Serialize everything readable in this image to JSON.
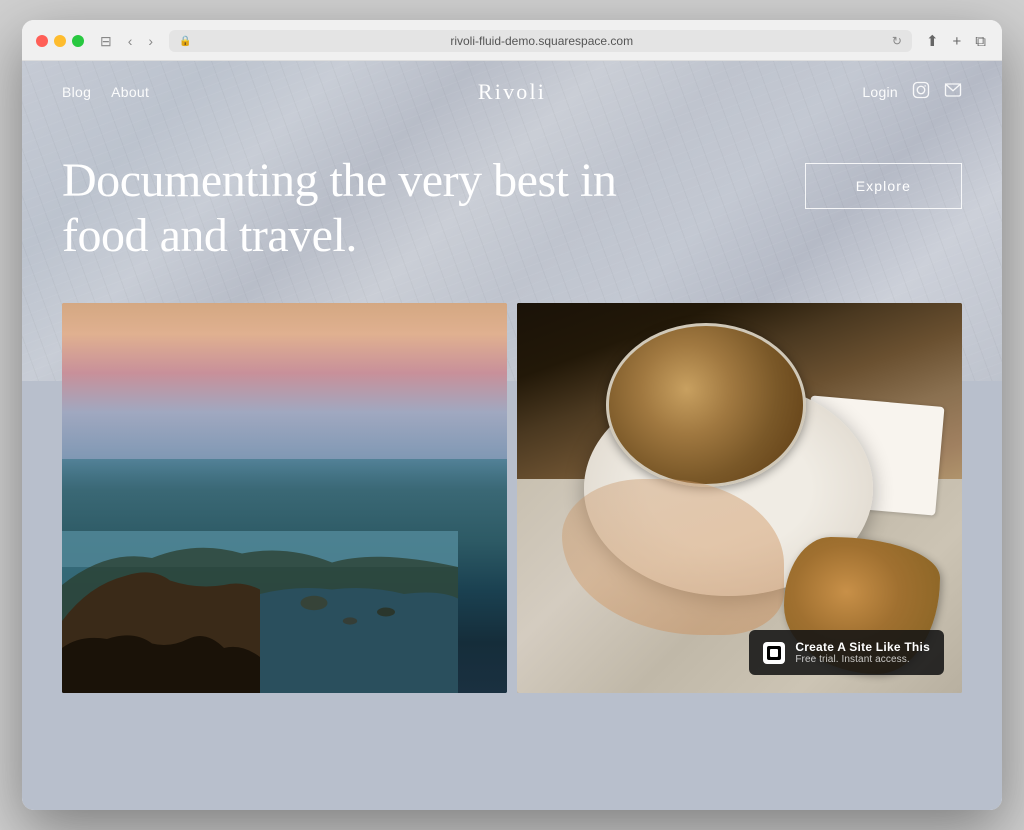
{
  "browser": {
    "url": "rivoli-fluid-demo.squarespace.com",
    "reload_icon": "↻",
    "back_icon": "‹",
    "forward_icon": "›",
    "sidebar_icon": "⊟",
    "share_icon": "⬆",
    "new_tab_icon": "+",
    "duplicate_icon": "⧉"
  },
  "nav": {
    "blog_label": "Blog",
    "about_label": "About",
    "site_title": "Rivoli",
    "login_label": "Login"
  },
  "hero": {
    "headline": "Documenting the very best in food and travel.",
    "explore_button": "Explore"
  },
  "images": {
    "coastal_alt": "Coastal landscape with cliffs and ocean at sunset",
    "food_alt": "Coffee cup and croissant on marble surface"
  },
  "badge": {
    "title": "Create A Site Like This",
    "subtitle": "Free trial. Instant access.",
    "logo_alt": "squarespace-logo"
  }
}
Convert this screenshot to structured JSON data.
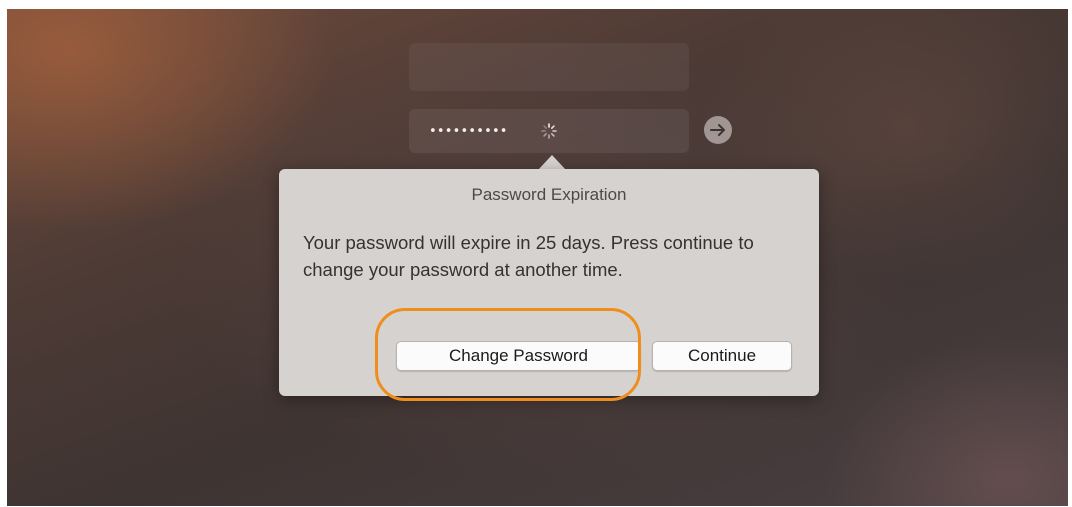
{
  "login": {
    "password_masked": "••••••••••",
    "go_icon": "arrow-right-icon",
    "spinner_icon": "spinner-icon"
  },
  "dialog": {
    "title": "Password Expiration",
    "message": "Your password will expire in 25 days. Press continue to change your password at another time.",
    "buttons": {
      "change_password": "Change Password",
      "continue": "Continue"
    }
  },
  "annotation": {
    "highlight_color": "#ef8e1c",
    "highlight_target": "change-password-button"
  }
}
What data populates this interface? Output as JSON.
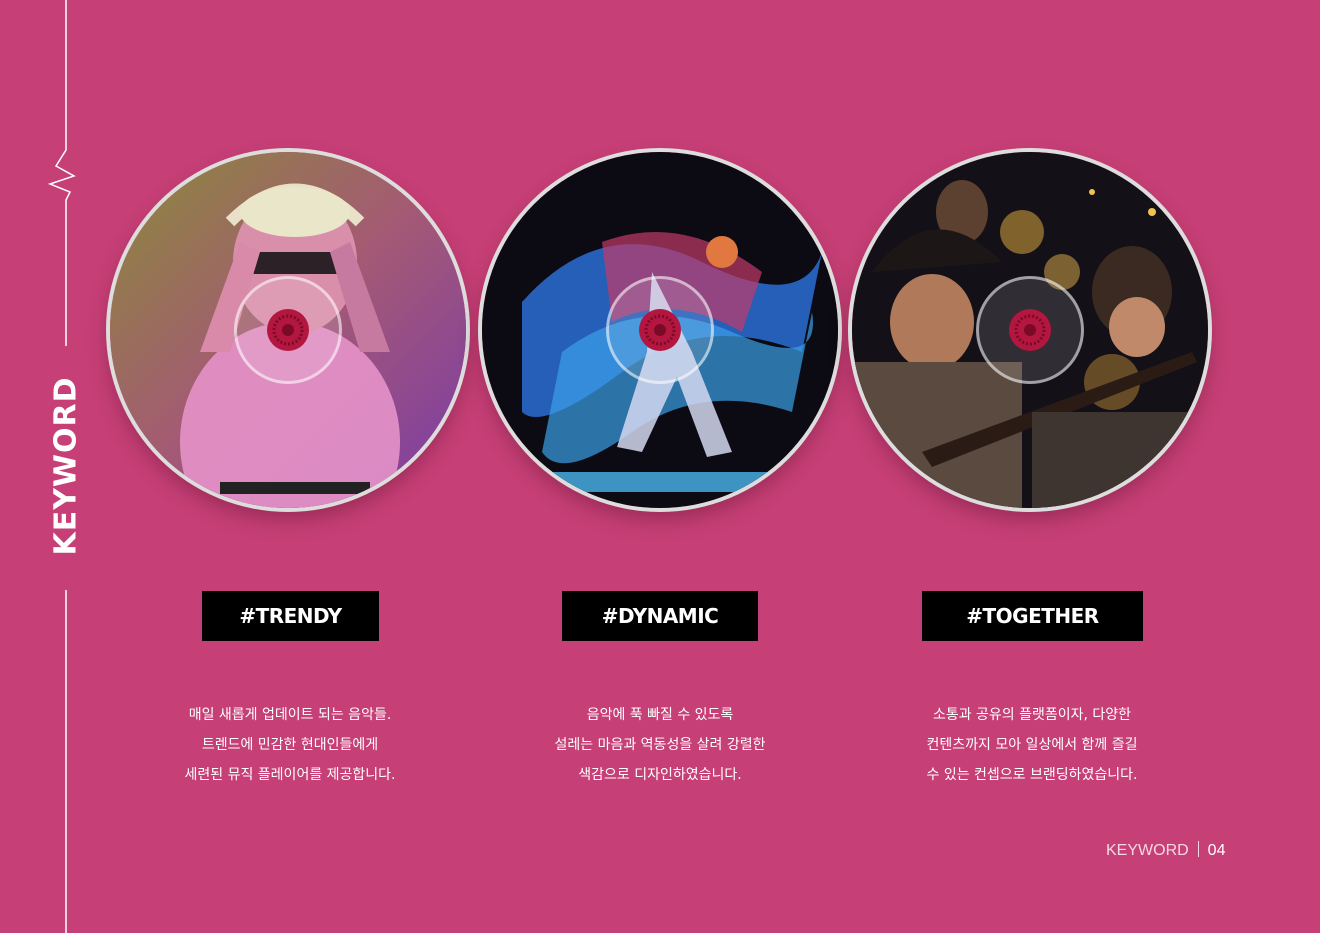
{
  "sidebar": {
    "title": "KEYWORD"
  },
  "keywords": [
    {
      "tag": "#TRENDY",
      "photo": "woman-with-headphones-photo",
      "lines": [
        "매일 새롭게 업데이트 되는 음악들.",
        "트렌드에 민감한 현대인들에게",
        "세련된 뮤직 플레이어를 제공합니다."
      ]
    },
    {
      "tag": "#DYNAMIC",
      "photo": "dancer-motion-photo",
      "lines": [
        "음악에 푹 빠질 수 있도록",
        "설레는 마음과 역동성을 살려 강렬한",
        "색감으로 디자인하였습니다."
      ]
    },
    {
      "tag": "#TOGETHER",
      "photo": "band-playing-guitar-photo",
      "lines": [
        "소통과 공유의 플랫폼이자, 다양한",
        "컨텐츠까지 모아 일상에서 함께 즐길",
        "수 있는 컨셉으로 브랜딩하였습니다."
      ]
    }
  ],
  "footer": {
    "label": "KEYWORD",
    "page": "04"
  },
  "colors": {
    "background": "#c63f76",
    "tag_bg": "#000000",
    "hub": "#b3163f"
  }
}
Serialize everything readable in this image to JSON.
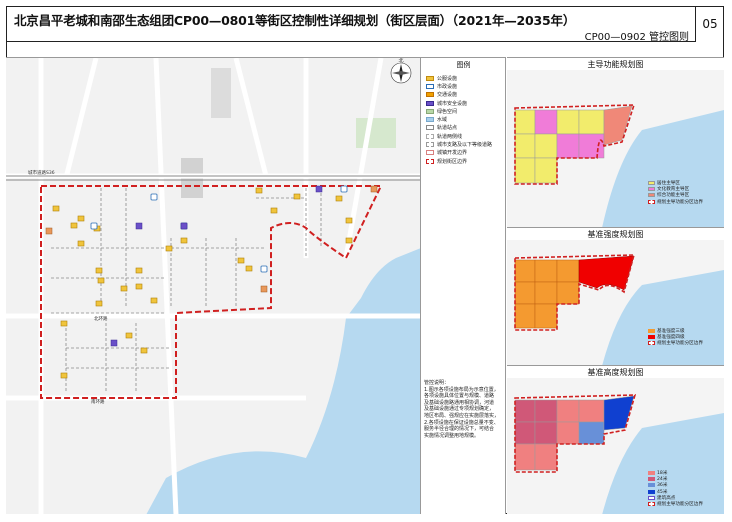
{
  "header": {
    "title": "北京昌平老城和南邵生态组团CP00—0801等街区控制性详细规划（街区层面）（2021年—2035年）",
    "subtitle": "CP00—0902  管控图则",
    "page_number": "05"
  },
  "map": {
    "road_labels": [
      "城市道路S36",
      "北环路",
      "南环路",
      "东环路",
      "西环路",
      "府学路",
      "鼓楼南街",
      "南街"
    ],
    "compass": "北"
  },
  "legend": {
    "title": "图例",
    "items": [
      {
        "label": "公服设施",
        "color": "#f0c43c",
        "border": "#c08a10"
      },
      {
        "label": "市政设施",
        "color": "#ffffff",
        "border": "#2a6db5"
      },
      {
        "label": "交通设施",
        "color": "#f0a000",
        "border": "#c07000"
      },
      {
        "label": "城市安全设施",
        "color": "#6a50c8",
        "border": "#3a2a90"
      },
      {
        "label": "绿色空间",
        "color": "#b8d8a8",
        "border": "#88a878"
      },
      {
        "label": "水域",
        "color": "#a8d0ec",
        "border": "#78a8cc"
      },
      {
        "label": "轨道站点",
        "color": "#ffffff",
        "border": "#888888"
      },
      {
        "label": "轨道两侧线",
        "color": "#ffffff",
        "border": "#aaaaaa"
      },
      {
        "label": "城市支路及以下等级道路",
        "color": "#ffffff",
        "border": "#999999"
      },
      {
        "label": "城镇开发边界",
        "color": "#ffffff",
        "border": "#d88080"
      },
      {
        "label": "规划街区边界",
        "color": "#ffffff",
        "border": "#d02020"
      }
    ],
    "notes_title": "管控说明：",
    "notes": [
      "1.图示各项设施布局为示意位置，",
      "各项设施具体位置与规模、道路",
      "及基础设施路通用相协调，河道",
      "及基础设施通过专项规划确定，",
      "地区布局、强规应在实施层落实，",
      "2.各项设施在保证设施总量不变、",
      "服务半径合理的情况下，可结合",
      "实施情况调整用地规模。"
    ]
  },
  "panels": [
    {
      "title": "主导功能规划图",
      "legend": [
        {
          "label": "居住主导区",
          "color": "#f2ec6c"
        },
        {
          "label": "文化教育主导区",
          "color": "#f07cd8"
        },
        {
          "label": "综合功能主导区",
          "color": "#f08878"
        },
        {
          "label": "规划主导功能分区边界",
          "color": "#ffffff"
        }
      ]
    },
    {
      "title": "基准强度规划图",
      "legend": [
        {
          "label": "基准强度三级",
          "color": "#f49a30"
        },
        {
          "label": "基准强度四级",
          "color": "#f00000"
        },
        {
          "label": "规划主导功能分区边界",
          "color": "#ffffff"
        }
      ]
    },
    {
      "title": "基准高度规划图",
      "legend": [
        {
          "label": "18米",
          "color": "#f08080"
        },
        {
          "label": "24米",
          "color": "#d05878"
        },
        {
          "label": "36米",
          "color": "#6890d8"
        },
        {
          "label": "45米",
          "color": "#1040d0"
        },
        {
          "label": "建筑高点",
          "color": "#ffffff"
        },
        {
          "label": "规划主导功能分区边界",
          "color": "#ffffff"
        }
      ]
    }
  ]
}
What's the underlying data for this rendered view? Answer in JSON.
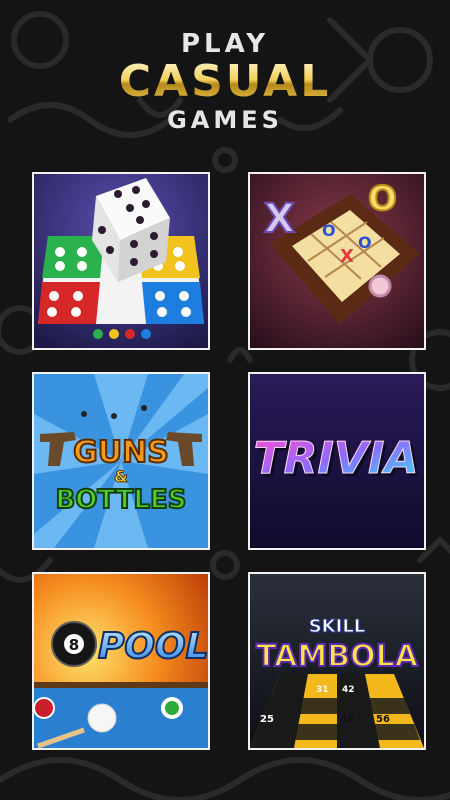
{
  "header": {
    "line1": "PLAY",
    "line2": "CASUAL",
    "line3": "GAMES"
  },
  "games": [
    {
      "icon": "ludo-icon"
    },
    {
      "icon": "tic-tac-toe-icon",
      "board": [
        "O",
        "X",
        "",
        "",
        "X",
        "O",
        "",
        "",
        ""
      ],
      "pieces": [
        "X",
        "O"
      ]
    },
    {
      "title_top": "GUNS",
      "amp": "&",
      "title_bottom": "BOTTLES"
    },
    {
      "title": "TRIVIA"
    },
    {
      "title": "POOL",
      "ball_number": "8"
    },
    {
      "title_small": "SKILL",
      "title": "TAMBOLA",
      "numbers": [
        "31",
        "42",
        "25",
        "46",
        "56"
      ]
    }
  ],
  "colors": {
    "background": "#141414",
    "gold": "#e8c24c",
    "tile_border": "#f2f2f2"
  }
}
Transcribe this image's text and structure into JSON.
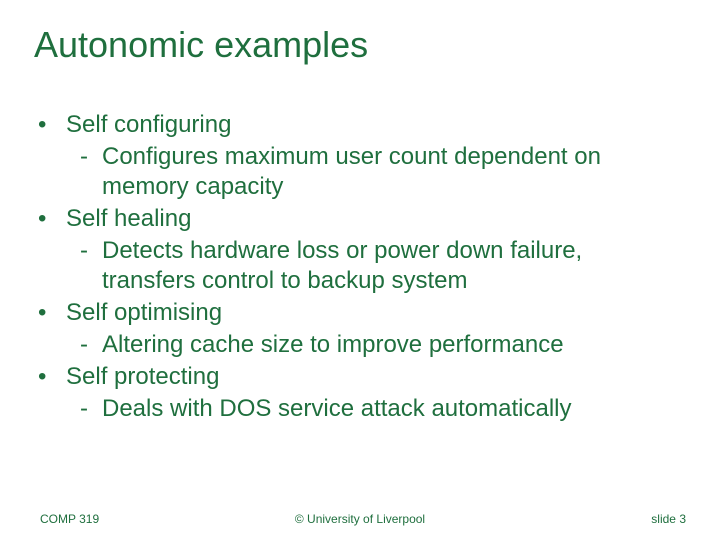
{
  "title": "Autonomic examples",
  "bullets": [
    {
      "text": "Self configuring",
      "sub": "Configures maximum user count dependent on memory capacity"
    },
    {
      "text": "Self healing",
      "sub": "Detects hardware loss or power down failure, transfers control to backup system"
    },
    {
      "text": "Self optimising",
      "sub": "Altering cache size to improve performance"
    },
    {
      "text": "Self protecting",
      "sub": "Deals with DOS service attack automatically"
    }
  ],
  "footer": {
    "left": "COMP 319",
    "center": "© University of Liverpool",
    "right_prefix": "slide ",
    "right_num": "3"
  }
}
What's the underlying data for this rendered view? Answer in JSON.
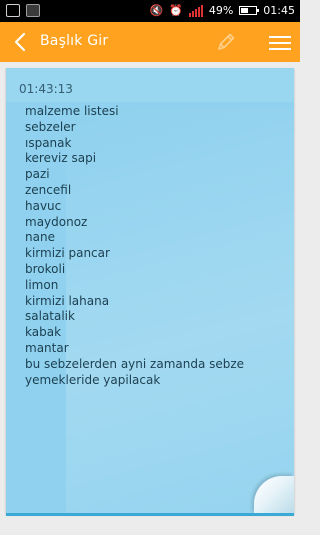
{
  "status_bar": {
    "battery_percent": "49%",
    "battery_level": 0.49,
    "time": "01:45",
    "icons": [
      "image-icon",
      "notification-icon",
      "mute-icon",
      "alarm-icon",
      "signal-icon",
      "battery-icon"
    ]
  },
  "app_bar": {
    "title": "Başlık Gir",
    "background": "#ffa21f"
  },
  "note": {
    "timestamp": "01:43:13",
    "background": "#8fd1ee",
    "lines": [
      "malzeme listesi",
      "sebzeler",
      "ıspanak",
      "kereviz sapi",
      "pazi",
      "zencefil",
      "havuc",
      "maydonoz",
      "nane",
      "kirmizi pancar",
      "brokoli",
      "limon",
      "kirmizi lahana",
      "salatalik",
      "kabak",
      "mantar",
      "bu sebzelerden ayni zamanda sebze",
      "yemekleride yapilacak"
    ]
  }
}
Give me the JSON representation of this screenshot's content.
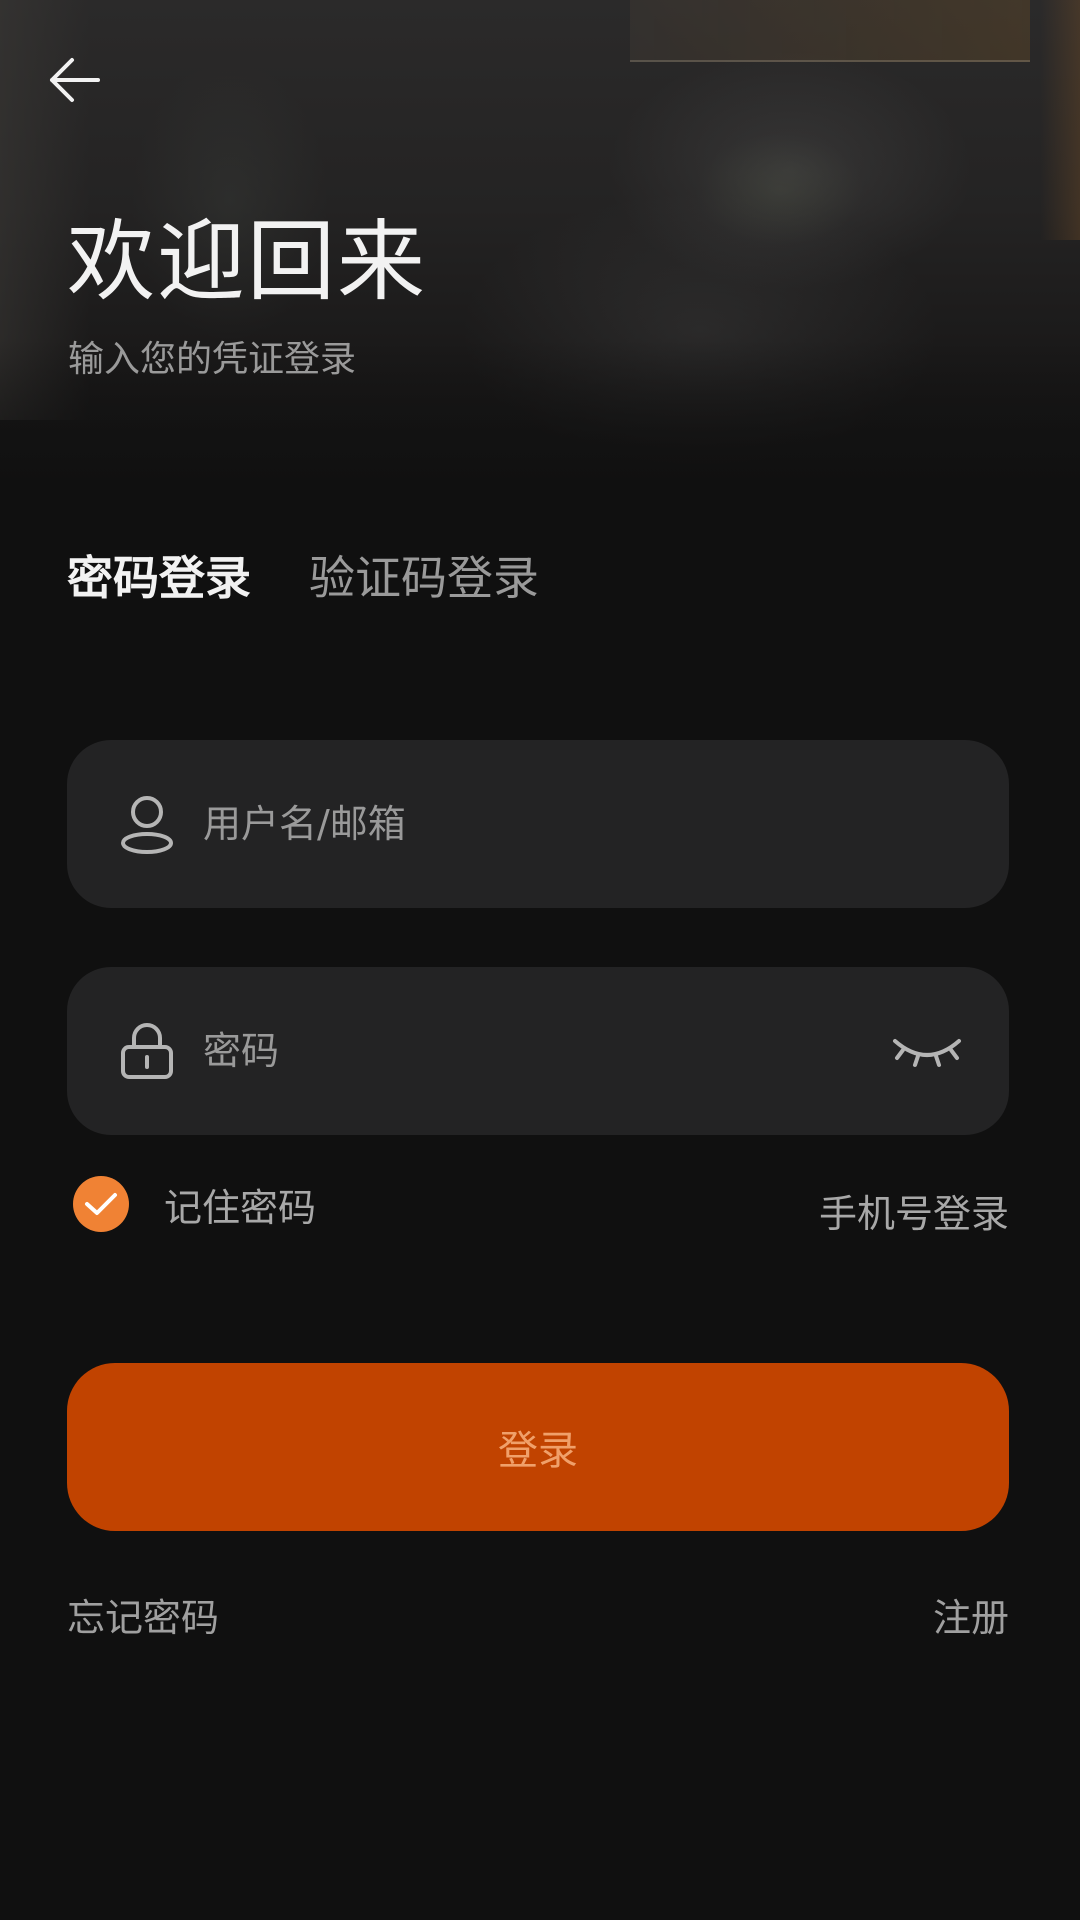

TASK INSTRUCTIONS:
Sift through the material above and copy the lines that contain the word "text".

COMPLETED EXERCISE:
Transcribe this image's text and structure into JSON.
      "text": "Self configuring",
      "text": "Self healing",
      "text": "Self optimising",
      "text": "Self protecting",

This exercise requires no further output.